Parisi is hoping the global construction market turns around. With the exception of China, construction is weak worldwide.
“North America used to be our ideal target market, but in 2000 the market sort of crashed. We are waiting for the market to recover,” he said.
Krauss-Maffei is taking advantage of the Chinese market by opening a sales and service office in Shanghai in June.
In polyurethane machines, Krauss-Maffei has introduced what it calls the first PU machine to make shoe soles using high pressure. Previous machines have used low-pressure technology, to ensure the soles are totally free of bubbles.
KM partnered with KlÃ¶ckner Desma Schumaschinen AG. The companies paired a new four-component mixing head with KM's new RIM-Star 8/8 mixing and metering machine. At K, a machine will mold shoe soles in three different colors, changing color on a shot-to-shot basis.
The company also will roll out a new version of its RIM-Star ECO II mixing and metering machine. The C version has a closed-loop controller with frequency converters to regulate throughput.
In reinforced reaction injection molding, KM announced that German automotive supplier Dynamit Nobel AG bought the first of its new type of RRIM machine, to mold car door sills. The system for making thin-walled parts uses a KM Comet piston metering reaction machine with an injection molding-type clamp, on a big two-platen machine.

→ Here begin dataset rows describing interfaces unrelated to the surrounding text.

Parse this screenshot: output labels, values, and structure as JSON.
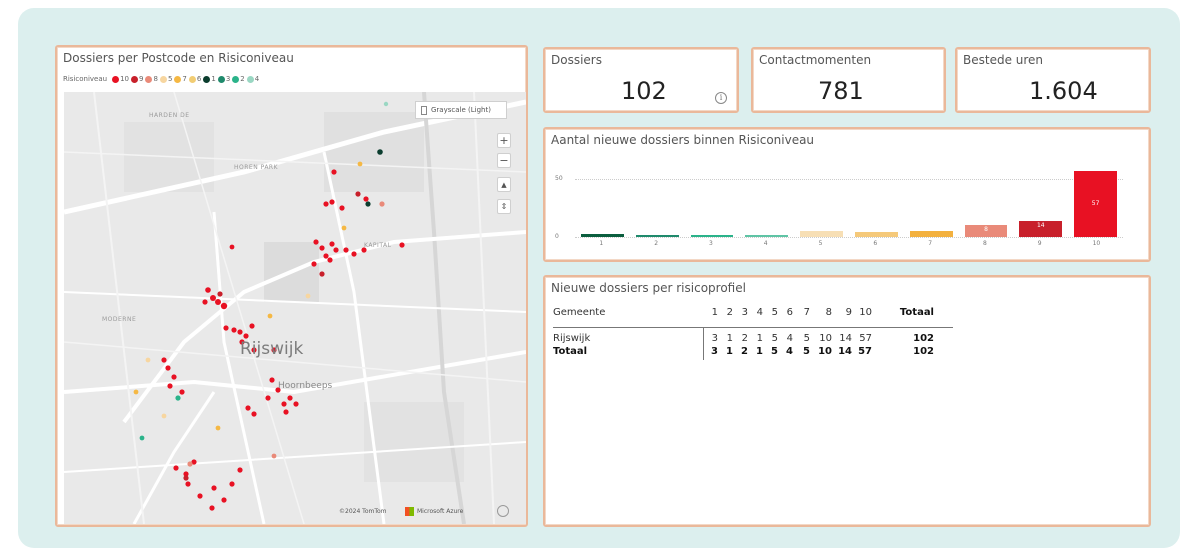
{
  "map_card": {
    "title": "Dossiers per Postcode en Risiconiveau",
    "legend_label": "Risiconiveau",
    "legend_items": [
      {
        "label": "10",
        "color": "#e81123"
      },
      {
        "label": "9",
        "color": "#c8202b"
      },
      {
        "label": "8",
        "color": "#e98a79"
      },
      {
        "label": "5",
        "color": "#f7d6a0"
      },
      {
        "label": "7",
        "color": "#f5b844"
      },
      {
        "label": "6",
        "color": "#f2cd74"
      },
      {
        "label": "1",
        "color": "#0b3d2e"
      },
      {
        "label": "3",
        "color": "#1f8a6c"
      },
      {
        "label": "2",
        "color": "#2bb38a"
      },
      {
        "label": "4",
        "color": "#9ad7c3"
      }
    ],
    "map_style_button": "Grayscale (Light)",
    "zoom_in": "+",
    "zoom_out": "−",
    "compass_up": "▲",
    "compass_tilt": "⇕",
    "city_label": "Rijswijk",
    "district_label": "Hoornbeeps",
    "attribution_tomtom": "©2024 TomTom",
    "attribution_azure": "Microsoft Azure"
  },
  "kpis": [
    {
      "label": "Dossiers",
      "value": "102",
      "info_icon": "i"
    },
    {
      "label": "Contactmomenten",
      "value": "781"
    },
    {
      "label": "Bestede uren",
      "value": "1.604"
    }
  ],
  "bar_card": {
    "title": "Aantal nieuwe dossiers binnen Risiconiveau"
  },
  "chart_data": {
    "type": "bar",
    "title": "Aantal nieuwe dossiers binnen Risiconiveau",
    "categories": [
      "1",
      "2",
      "3",
      "4",
      "5",
      "6",
      "7",
      "8",
      "9",
      "10"
    ],
    "values": [
      3,
      1,
      2,
      1,
      5,
      4,
      5,
      10,
      14,
      57
    ],
    "colors": [
      "#0b5e3e",
      "#1f8a6c",
      "#2bb38a",
      "#5fc4a5",
      "#f7dfb5",
      "#f5c97a",
      "#f3b13f",
      "#e98a79",
      "#c8202b",
      "#e81123"
    ],
    "data_labels": [
      "",
      "",
      "",
      "",
      "",
      "",
      "",
      "8",
      "14",
      "57"
    ],
    "yticks": [
      "50",
      "0"
    ],
    "ylim": [
      0,
      60
    ],
    "grid": true
  },
  "table_card": {
    "title": "Nieuwe dossiers per risicoprofiel",
    "header": [
      "Gemeente",
      "1",
      "2",
      "3",
      "4",
      "5",
      "6",
      "7",
      "8",
      "9",
      "10",
      "Totaal"
    ],
    "rows": [
      {
        "name": "Rijswijk",
        "values": [
          "3",
          "1",
          "2",
          "1",
          "5",
          "4",
          "5",
          "10",
          "14",
          "57",
          "102"
        ]
      },
      {
        "name": "Totaal",
        "values": [
          "3",
          "1",
          "2",
          "1",
          "5",
          "4",
          "5",
          "10",
          "14",
          "57",
          "102"
        ]
      }
    ]
  }
}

Parts are removed by robot, automatically trimmed and moved via conveyor to the assembly line. A second robot cleans the mold and sprays a mold-release agent.